While neither my mother or I drive that much (still), we both drove that car everywhere. It had heat for the winter and AC for the summer; well…that is until the blower fan broke. At the time I got the car I knew almost nothing about it, so the first time I went to change the oil, it proved to be a surprisingly difficult task. Not because I didn’t know how, but because for some reason the oil filter had been placed FAR back in the engine bay where I could barely even get to it. For a while I couldn’t even find the stupid thing, so I ended up having to buy a special tool to reach it and get it out. And from the looks of it the oil hadn’t been changed in years (probably due to the fact the oil filter was nearly impossible to find).
Oh yea, two of the windows don’t move at all and the other two windows only sometimes work.

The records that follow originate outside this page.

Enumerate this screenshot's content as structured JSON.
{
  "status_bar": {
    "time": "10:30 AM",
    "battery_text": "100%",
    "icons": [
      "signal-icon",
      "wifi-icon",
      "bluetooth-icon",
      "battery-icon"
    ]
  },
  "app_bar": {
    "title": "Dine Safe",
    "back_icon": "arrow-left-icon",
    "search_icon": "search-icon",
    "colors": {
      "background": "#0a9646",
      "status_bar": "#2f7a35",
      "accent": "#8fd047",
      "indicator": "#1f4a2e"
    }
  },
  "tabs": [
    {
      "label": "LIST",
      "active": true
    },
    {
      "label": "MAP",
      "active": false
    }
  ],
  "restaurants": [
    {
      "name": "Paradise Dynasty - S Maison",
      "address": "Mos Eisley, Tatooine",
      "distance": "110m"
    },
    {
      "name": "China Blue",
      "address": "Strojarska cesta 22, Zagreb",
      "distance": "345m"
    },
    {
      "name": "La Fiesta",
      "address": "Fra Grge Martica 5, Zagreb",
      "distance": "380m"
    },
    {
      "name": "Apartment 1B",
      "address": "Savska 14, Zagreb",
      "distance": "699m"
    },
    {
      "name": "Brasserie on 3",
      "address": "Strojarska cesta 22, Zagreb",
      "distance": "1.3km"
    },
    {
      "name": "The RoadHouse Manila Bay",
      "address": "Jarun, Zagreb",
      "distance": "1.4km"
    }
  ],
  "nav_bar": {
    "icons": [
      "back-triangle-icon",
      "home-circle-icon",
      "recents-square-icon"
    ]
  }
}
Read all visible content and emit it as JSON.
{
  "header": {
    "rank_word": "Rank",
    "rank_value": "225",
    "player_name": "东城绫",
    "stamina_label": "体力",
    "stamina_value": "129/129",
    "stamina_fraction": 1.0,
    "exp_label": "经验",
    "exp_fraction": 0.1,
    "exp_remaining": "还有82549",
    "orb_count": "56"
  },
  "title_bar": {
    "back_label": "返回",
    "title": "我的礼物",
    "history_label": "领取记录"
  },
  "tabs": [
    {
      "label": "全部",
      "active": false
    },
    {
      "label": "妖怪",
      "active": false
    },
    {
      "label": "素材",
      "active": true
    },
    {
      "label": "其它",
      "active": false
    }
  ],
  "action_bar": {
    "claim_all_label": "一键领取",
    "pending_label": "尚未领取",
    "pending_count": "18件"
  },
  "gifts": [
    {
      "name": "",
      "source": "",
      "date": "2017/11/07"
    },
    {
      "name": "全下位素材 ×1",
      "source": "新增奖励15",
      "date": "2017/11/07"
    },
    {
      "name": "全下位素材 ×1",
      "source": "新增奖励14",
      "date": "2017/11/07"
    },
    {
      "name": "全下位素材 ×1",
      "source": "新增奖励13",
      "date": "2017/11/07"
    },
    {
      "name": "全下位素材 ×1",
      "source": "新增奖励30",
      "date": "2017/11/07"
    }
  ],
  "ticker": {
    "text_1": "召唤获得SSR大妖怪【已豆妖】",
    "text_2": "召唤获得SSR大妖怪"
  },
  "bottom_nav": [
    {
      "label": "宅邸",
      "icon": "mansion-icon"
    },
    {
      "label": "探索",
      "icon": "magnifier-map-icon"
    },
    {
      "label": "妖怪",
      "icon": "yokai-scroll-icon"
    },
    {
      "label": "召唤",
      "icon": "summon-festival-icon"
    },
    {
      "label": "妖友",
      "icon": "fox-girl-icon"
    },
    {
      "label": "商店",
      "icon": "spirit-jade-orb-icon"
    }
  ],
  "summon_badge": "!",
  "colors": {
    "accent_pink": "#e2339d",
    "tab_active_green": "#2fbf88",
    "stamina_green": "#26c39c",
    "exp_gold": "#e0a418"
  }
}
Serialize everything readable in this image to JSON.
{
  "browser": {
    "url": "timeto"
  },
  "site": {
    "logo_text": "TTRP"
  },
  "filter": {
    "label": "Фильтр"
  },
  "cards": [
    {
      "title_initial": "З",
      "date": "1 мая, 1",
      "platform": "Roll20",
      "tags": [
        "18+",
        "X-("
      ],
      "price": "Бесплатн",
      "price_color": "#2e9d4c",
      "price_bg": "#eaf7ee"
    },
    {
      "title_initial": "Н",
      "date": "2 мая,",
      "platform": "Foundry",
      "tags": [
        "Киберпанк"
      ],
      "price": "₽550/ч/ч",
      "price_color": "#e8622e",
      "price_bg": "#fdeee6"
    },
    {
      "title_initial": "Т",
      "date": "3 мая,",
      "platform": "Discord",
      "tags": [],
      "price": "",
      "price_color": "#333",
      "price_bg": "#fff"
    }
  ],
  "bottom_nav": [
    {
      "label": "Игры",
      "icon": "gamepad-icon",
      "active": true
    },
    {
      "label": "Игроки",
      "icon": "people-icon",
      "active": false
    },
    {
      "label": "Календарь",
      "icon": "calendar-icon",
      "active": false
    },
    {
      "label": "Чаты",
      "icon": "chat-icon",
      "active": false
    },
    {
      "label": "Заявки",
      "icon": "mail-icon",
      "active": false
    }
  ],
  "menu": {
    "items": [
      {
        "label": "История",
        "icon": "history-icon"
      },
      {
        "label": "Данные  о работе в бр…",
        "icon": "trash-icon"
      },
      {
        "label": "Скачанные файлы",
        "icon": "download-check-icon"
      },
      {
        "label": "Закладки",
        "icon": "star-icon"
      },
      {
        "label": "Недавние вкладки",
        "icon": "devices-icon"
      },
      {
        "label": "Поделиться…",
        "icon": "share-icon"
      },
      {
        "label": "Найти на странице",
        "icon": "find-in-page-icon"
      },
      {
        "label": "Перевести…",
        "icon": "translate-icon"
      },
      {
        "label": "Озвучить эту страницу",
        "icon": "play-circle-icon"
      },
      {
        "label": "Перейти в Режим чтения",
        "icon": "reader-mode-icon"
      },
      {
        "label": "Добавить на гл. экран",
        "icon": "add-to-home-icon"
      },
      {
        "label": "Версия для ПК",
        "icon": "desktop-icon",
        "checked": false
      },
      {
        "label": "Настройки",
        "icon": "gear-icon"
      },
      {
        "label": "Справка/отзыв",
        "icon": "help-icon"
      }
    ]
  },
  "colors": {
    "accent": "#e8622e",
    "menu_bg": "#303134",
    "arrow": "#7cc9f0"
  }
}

But the only other problem I had with it was the clutch solenoid going bad, and causing the transmission to go into fail-safe mode after driving at highway speeds. But after a bit of research I solved the problem by merely unplugging the solenoid. My fuel mileage got cut, but the car no longer stalled on the freeway exit ramps, which is what I was aiming for.
After 29 years, the driver’s side door handle has in fact broken, so while it didn’t have the finest of materials, I couldn’t say that I didn’t expect a few things to break over time. But with it weighing just under 3000 pounds, the 160 HP V6 gets up just fine. It’s not bad in the snow either, so I would say this car is perfect for those who are starting to learn how to drive. It’s not too big or too small, it’s not too slow or too fast, it’s just right.
Now is it safe? Eh…it’s about as safe as a medium sized car from the 90s could be. Steering feels planted and is actually not too heavy. The gearing is fine, though the motor isn’t too pleased with going over 75 MPH unless the gas pedal is at least pressed halfway down.
Over three years and 7,000 miles later, the Ciera has endured a hit and run with a Toyota Tacoma (never caught the guy), sliding into a snow drift, having bald tires that nearly fall off the wheels, and having the brake pads nearly down to nothing (replaced recently). The only time the car hasn’t started was when the battery died, so I must say I’m very pleased with it and can say I got my money’s worth.
I said something earlier about this car hitting home for me; the two cars I remember my mom having when I was really young were a 1991 Pontiac Trans Sport minivan and a 1996 Olds Cutlass Supreme, so my mom’s side of the family seems to have had a thing for 90s GM cars.
When I first bought this car, my hometown was more quiet, and had lots of trees and grass. The roads were wide and there were more places to park. Now everything is different, the neighborhood is loud, all the trees and grass have been paved over to make way for apartments and parking lots, and the roads have been narrowed each way to make space for new sidewalks (kinda a problem considering all the cars I drive are big sedans). So, I guess in a way this car helps me remember a more relaxed, less congested and simple time. I don’t know if anyone else has experience with the early 90s GM A-body cars, but since I still see so many of them still on the road I would assume that people have had good experience with them for the most part and they hold up over time; right?